• _Problem description_: Although the records contain pictures, print none of them; print exactly the lines from the one with "Transcribe this image's" through the last line.
** Opening Dataset entries block **
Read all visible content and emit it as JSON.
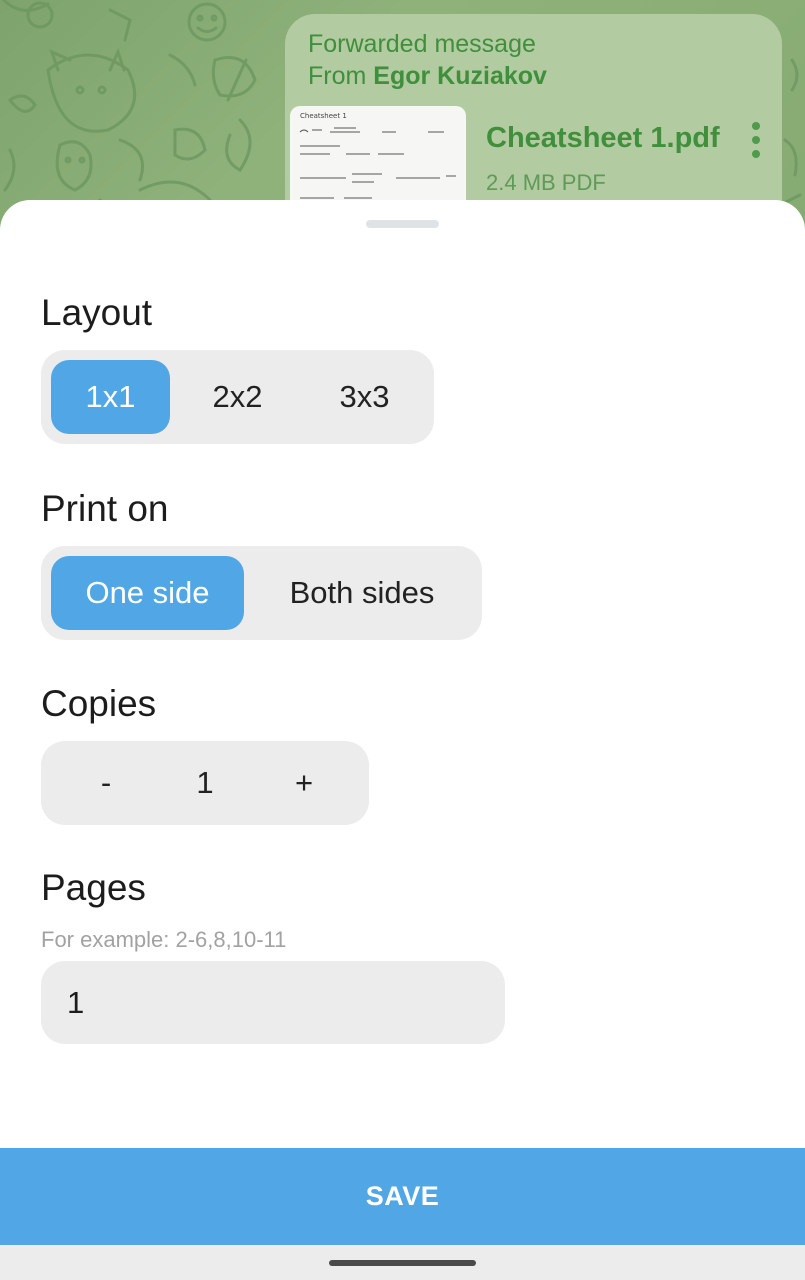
{
  "chat": {
    "forwarded_label": "Forwarded message",
    "from_prefix": "From",
    "sender": "Egor Kuziakov",
    "file": {
      "name": "Cheatsheet 1.pdf",
      "meta": "2.4 MB PDF",
      "thumbnail_title": "Cheatsheet 1"
    },
    "menu_icon": "more-vertical-icon"
  },
  "sheet": {
    "layout": {
      "title": "Layout",
      "options": [
        "1x1",
        "2x2",
        "3x3"
      ],
      "selected": "1x1"
    },
    "print_on": {
      "title": "Print on",
      "options": [
        "One side",
        "Both sides"
      ],
      "selected": "One side"
    },
    "copies": {
      "title": "Copies",
      "decrement": "-",
      "value": "1",
      "increment": "+"
    },
    "pages": {
      "title": "Pages",
      "hint": "For example: 2-6,8,10-11",
      "value": "1"
    },
    "save_label": "SAVE"
  },
  "colors": {
    "accent": "#51a7e6",
    "chat_text": "#3f8f3c",
    "bubble": "#b3cba1",
    "segment_bg": "#ececec"
  }
}
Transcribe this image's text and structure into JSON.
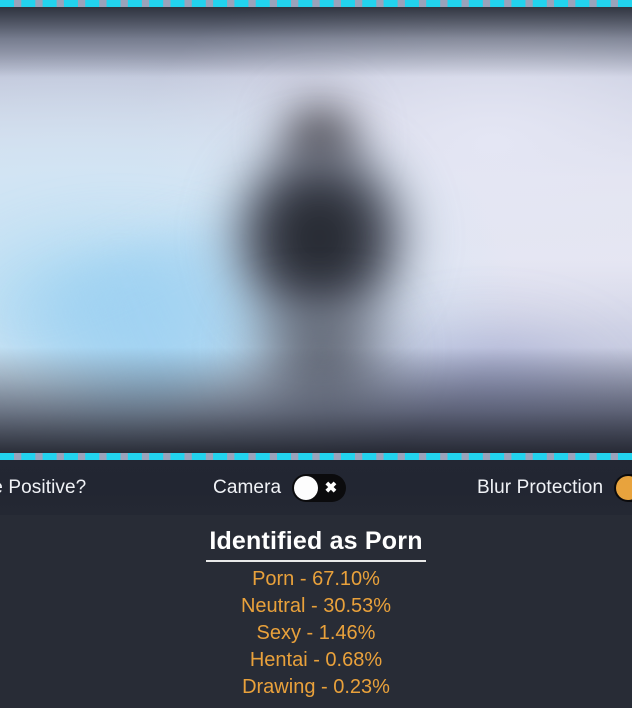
{
  "video": {
    "state_label": "blurred-camera-feed",
    "border_color": "#22d3ee"
  },
  "controls": {
    "false_positive": {
      "label": "Positive?",
      "full_label": "False Positive?"
    },
    "camera": {
      "label": "Camera",
      "toggle_state": "off",
      "toggle_glyph": "✖",
      "knob_color": "#fdfdfd",
      "track_color": "#0b0b0d"
    },
    "blur_protection": {
      "label": "Blur Protection",
      "toggle_state": "on",
      "knob_color": "#e8a33d",
      "track_color": "#0b0b0d"
    }
  },
  "results": {
    "verdict": "Identified as Porn",
    "accent_color": "#e9a13b",
    "scores": [
      {
        "line": "Porn - 67.10%",
        "label": "Porn",
        "value": 67.1
      },
      {
        "line": "Neutral - 30.53%",
        "label": "Neutral",
        "value": 30.53
      },
      {
        "line": "Sexy - 1.46%",
        "label": "Sexy",
        "value": 1.46
      },
      {
        "line": "Hentai - 0.68%",
        "label": "Hentai",
        "value": 0.68
      },
      {
        "line": "Drawing - 0.23%",
        "label": "Drawing",
        "value": 0.23
      }
    ]
  }
}
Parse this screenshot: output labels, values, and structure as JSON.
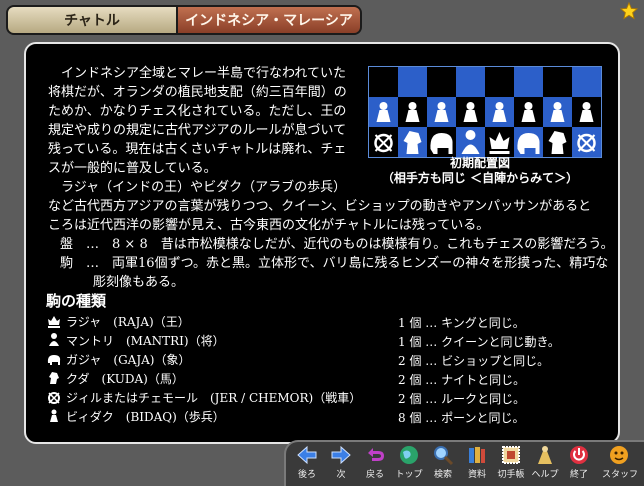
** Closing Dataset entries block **
• _Written solution_:
Transcribe this image's text and structure into JSON.
{
  "video": {
    "state_label": "blurred-camera-feed",
    "border_color": "#22d3ee"
  },
  "controls": {
    "false_positive": {
      "label": "Positive?",
      "full_label": "False Positive?"
    },
    "camera": {
      "label": "Camera",
      "toggle_state": "off",
      "toggle_glyph": "✖",
      "knob_color": "#fdfdfd",
      "track_color": "#0b0b0d"
    },
    "blur_protection": {
      "label": "Blur Protection",
      "toggle_state": "on",
      "knob_color": "#e8a33d",
      "track_color": "#0b0b0d"
    }
  },
  "results": {
    "verdict": "Identified as Porn",
    "accent_color": "#e9a13b",
    "scores": [
      {
        "line": "Porn - 67.10%",
        "label": "Porn",
        "value": 67.1
      },
      {
        "line": "Neutral - 30.53%",
        "label": "Neutral",
        "value": 30.53
      },
      {
        "line": "Sexy - 1.46%",
        "label": "Sexy",
        "value": 1.46
      },
      {
        "line": "Hentai - 0.68%",
        "label": "Hentai",
        "value": 0.68
      },
      {
        "line": "Drawing - 0.23%",
        "label": "Drawing",
        "value": 0.23
      }
    ]
  }
}
Parse this screenshot: output labels, values, and structure as JSON.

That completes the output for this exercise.